For Jim and Dave Raneri, third-generation owners at Charles Department Store, launching an online purchasing platform is not about transitioning away from brick-and-mortar roots.
In fact, it's just the opposite: One more way to connect with the customers they have cultivated over the decades.
"It's having an extension of what Charles does outside the four walls here," Dave said one recent afternoon.
For years, they've made sure to personalize the shopping experience—by injecting into conversations the type of knowledge a sales staff develops from testing products themselves; providing extras, like holiday shopping guides that detail brands by department and note American-made items; and simply getting to know the people who drop by—for Bedford and Katonah folks, and the family and friends they've introduced to the 88-year-old shop.

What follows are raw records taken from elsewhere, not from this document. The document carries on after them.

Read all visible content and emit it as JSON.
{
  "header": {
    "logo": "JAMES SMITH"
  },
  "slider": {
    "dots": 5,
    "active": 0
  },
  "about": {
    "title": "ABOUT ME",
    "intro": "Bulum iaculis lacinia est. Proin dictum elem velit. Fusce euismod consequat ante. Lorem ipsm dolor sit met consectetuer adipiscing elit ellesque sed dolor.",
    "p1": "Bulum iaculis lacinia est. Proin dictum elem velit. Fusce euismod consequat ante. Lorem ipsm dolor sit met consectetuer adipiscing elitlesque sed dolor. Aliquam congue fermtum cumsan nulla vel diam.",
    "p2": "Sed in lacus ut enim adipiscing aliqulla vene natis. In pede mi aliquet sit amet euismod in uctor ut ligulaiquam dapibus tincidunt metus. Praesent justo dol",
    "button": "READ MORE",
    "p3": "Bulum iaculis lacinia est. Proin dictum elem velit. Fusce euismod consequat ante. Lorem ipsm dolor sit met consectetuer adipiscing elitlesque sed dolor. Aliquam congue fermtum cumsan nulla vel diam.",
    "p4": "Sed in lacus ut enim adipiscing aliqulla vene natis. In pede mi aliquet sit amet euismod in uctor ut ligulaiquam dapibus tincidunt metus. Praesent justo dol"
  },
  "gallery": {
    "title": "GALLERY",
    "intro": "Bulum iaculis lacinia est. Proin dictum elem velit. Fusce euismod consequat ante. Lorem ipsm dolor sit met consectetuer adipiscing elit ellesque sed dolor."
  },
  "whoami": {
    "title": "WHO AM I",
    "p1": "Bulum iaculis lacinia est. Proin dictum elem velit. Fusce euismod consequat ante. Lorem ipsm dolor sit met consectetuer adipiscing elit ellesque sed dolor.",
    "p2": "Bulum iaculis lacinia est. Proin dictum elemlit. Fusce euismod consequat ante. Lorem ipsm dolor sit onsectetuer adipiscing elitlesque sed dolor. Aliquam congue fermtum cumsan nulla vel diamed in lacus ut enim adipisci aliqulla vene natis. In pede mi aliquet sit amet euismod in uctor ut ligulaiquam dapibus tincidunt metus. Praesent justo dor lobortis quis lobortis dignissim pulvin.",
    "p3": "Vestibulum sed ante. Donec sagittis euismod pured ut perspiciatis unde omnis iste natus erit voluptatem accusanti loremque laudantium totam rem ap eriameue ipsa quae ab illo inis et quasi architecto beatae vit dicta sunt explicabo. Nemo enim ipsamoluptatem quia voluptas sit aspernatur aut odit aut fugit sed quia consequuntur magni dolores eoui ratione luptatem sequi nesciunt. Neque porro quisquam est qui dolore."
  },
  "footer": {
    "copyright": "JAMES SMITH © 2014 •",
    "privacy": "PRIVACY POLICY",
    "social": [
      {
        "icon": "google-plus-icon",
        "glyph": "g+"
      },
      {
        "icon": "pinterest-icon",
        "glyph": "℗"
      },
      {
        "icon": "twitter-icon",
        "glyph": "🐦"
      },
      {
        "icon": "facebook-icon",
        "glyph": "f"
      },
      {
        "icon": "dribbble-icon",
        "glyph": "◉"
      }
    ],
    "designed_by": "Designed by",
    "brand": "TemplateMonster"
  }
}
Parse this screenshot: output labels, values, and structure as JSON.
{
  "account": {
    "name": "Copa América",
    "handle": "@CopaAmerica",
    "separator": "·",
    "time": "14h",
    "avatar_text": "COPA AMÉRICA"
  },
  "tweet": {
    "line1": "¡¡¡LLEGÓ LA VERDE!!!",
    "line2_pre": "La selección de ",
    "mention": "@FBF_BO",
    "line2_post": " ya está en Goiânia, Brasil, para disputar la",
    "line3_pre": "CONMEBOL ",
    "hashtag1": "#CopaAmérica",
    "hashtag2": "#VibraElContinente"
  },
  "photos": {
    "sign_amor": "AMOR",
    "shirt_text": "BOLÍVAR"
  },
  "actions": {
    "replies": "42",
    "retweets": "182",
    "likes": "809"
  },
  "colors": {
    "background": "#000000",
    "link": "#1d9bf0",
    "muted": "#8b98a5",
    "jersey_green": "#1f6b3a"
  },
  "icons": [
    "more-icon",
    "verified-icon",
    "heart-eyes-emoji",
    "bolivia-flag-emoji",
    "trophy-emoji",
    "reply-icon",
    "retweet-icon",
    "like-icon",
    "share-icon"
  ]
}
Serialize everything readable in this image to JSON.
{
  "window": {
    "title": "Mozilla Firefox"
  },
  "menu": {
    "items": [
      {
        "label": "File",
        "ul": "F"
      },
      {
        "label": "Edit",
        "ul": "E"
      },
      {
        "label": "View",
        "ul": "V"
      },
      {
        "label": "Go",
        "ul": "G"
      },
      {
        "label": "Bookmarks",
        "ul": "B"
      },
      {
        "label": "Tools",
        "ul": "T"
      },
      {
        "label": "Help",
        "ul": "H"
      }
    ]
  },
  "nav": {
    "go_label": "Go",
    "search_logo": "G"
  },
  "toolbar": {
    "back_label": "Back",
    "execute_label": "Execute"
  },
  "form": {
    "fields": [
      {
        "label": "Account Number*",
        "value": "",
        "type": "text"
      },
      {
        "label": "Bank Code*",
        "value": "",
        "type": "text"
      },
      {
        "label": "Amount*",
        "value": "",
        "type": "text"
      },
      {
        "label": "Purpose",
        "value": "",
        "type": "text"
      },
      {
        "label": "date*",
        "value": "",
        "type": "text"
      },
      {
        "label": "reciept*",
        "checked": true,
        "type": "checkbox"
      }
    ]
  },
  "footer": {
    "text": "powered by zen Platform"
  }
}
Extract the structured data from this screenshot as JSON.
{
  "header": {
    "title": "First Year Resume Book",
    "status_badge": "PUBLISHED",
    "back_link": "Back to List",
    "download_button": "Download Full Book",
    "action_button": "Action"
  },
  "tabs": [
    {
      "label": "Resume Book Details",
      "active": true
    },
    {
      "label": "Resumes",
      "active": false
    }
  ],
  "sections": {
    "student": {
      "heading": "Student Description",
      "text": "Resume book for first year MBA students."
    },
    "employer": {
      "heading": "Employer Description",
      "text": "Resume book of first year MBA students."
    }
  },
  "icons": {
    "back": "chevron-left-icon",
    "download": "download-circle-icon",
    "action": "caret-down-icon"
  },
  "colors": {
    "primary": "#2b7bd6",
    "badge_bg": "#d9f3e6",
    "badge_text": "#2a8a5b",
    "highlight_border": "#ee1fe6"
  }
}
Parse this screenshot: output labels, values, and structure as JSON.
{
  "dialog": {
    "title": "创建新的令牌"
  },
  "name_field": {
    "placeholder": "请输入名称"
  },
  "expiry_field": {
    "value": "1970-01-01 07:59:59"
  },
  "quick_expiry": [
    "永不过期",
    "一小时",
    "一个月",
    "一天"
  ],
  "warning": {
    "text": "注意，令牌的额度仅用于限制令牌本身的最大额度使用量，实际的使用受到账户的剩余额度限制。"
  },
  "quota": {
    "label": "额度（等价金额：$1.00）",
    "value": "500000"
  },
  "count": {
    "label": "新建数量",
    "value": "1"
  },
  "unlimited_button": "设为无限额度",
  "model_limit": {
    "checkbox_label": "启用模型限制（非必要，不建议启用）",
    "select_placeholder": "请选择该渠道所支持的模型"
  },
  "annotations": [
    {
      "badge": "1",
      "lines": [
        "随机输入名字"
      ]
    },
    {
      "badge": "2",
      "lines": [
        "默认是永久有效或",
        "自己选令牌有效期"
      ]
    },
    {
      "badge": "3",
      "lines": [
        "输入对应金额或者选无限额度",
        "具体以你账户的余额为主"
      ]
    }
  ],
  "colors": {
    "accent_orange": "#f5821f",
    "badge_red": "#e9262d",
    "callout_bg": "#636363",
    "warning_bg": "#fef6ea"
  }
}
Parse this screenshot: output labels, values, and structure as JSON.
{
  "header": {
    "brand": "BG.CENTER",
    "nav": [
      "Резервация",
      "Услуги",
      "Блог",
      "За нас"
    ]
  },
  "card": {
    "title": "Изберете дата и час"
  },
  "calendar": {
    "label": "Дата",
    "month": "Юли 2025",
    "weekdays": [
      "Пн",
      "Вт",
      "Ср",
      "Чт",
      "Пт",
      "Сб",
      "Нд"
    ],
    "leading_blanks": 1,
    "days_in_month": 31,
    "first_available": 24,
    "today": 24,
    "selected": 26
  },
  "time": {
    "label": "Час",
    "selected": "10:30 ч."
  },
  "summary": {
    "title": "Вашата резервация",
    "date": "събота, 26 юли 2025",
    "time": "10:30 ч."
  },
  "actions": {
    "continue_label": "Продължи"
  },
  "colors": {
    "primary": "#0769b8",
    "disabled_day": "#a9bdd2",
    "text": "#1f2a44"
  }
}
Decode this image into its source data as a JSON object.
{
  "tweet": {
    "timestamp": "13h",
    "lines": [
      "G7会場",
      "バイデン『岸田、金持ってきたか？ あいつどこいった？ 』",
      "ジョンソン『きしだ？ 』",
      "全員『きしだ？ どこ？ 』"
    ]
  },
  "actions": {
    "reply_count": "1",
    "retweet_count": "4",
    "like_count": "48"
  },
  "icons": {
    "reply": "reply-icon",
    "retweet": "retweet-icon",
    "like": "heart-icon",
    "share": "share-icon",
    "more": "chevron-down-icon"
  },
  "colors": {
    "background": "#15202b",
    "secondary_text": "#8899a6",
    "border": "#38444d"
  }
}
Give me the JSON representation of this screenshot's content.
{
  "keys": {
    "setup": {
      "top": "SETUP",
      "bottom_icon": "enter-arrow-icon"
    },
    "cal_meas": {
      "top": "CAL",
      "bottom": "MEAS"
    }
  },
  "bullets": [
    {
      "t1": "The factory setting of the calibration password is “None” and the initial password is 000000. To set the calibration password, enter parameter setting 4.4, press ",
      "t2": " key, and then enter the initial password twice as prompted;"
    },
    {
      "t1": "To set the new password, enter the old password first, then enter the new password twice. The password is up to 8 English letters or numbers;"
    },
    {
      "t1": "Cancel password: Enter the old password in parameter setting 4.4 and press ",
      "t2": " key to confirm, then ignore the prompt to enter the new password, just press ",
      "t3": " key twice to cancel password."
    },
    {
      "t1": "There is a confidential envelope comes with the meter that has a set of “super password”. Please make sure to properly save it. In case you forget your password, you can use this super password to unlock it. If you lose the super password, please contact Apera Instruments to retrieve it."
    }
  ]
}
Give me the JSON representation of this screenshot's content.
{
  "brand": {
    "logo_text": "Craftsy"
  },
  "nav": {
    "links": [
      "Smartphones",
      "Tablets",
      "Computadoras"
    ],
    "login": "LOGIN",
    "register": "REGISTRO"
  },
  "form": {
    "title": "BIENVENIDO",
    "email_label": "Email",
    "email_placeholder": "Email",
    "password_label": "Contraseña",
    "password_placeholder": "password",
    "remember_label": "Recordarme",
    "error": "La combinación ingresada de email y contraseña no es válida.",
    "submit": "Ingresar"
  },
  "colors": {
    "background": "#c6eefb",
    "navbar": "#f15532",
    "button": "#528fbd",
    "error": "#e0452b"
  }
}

Other loyal customers, some who reside in the surrounding area, and others who were in town from far away for business, have stopped in by chance and fallen in love with the the charming atmosphere.
"So many people want to shop at Charles but physically can't get to Katonah," Dave said, referring to these folks as "Charles alum," before taking a moment to assure a woman that the gloves she was purchasing were one-size-fit-all, not to mention a "great item."
Some of those out-of-towners, who make up about 5 percent of the store's customers, telephone their orders. A number have asked about the ability to shop Charles online. So between the inquiries from patrons, the prevalence of businesses going digital, and a bit of post-recession downtime for extra projects, the time was right for an online shopping option.
The new portion of the Charles website, which in June replaced the previous one from 1999, went live with a soft launch about two weeks ago.
A work-in-progress, Dave and Jim told Patch, the site offers about 25 select items in a handful of categories, including clothing, cutlery, footwear and luggage. The online inventory will change, depending on what is in stock and what is popular.
The virtual shop is designed for domestic orders—international shoppers are encouraged to call the store—and the owners plan to ship items straight to the buyer from the Katonah Avenue staple.
"If we need to, we'll hire more people," Jim said when asked what sort of impact the task will have on staff members. "The biggest kind of problem to have in an Internet site is that you can't operate where you are because you've outgrown it. That's a real great kind of problem to have."
Operating a physical shop and a maintaining an online commerce presence is not something all Katonah businesses are doing, according to Christopher Roberts, one of the founders of media consulting company Really Social Strategies. But it's a practice that makes sense, as the two entities often complement each other, Roberts said.
"To me, it's not ironic at all, because my whole business is based on the idea that online tools are a great way for bringing people together in fun and community-spirited ways," he said, adding that he anticipates local shops will follow suit.
Most of the establishments have already taken advantage of social media sites, such as Facebook and Twitter, but none have pushed an online presence "quite the way Charles has," he said.
Beyond the purchasing platform, the 80 followers on Twitter and the 300 likes on Facebook are the blogs, videos and historic pieces on the site. The latter details everything from Katonah's emergence as a "modern-day Currier and Ives setting" to Dave and Jim's summer shifts when their parents ran the store.
"Let's go back in time. Let's hop on the time machine. We're standing right here. How much of this has really changed?" Dave said as Christmas music from a different era played in the background, and a ding-dong sounded each time the door opened. "Maybe the lighting system. The tin ceiling is the same. The floors are the same. Merchandise has changed. So we have constantly learned how to upgrade—to sort of warp speed—to the type of merchandise customers want."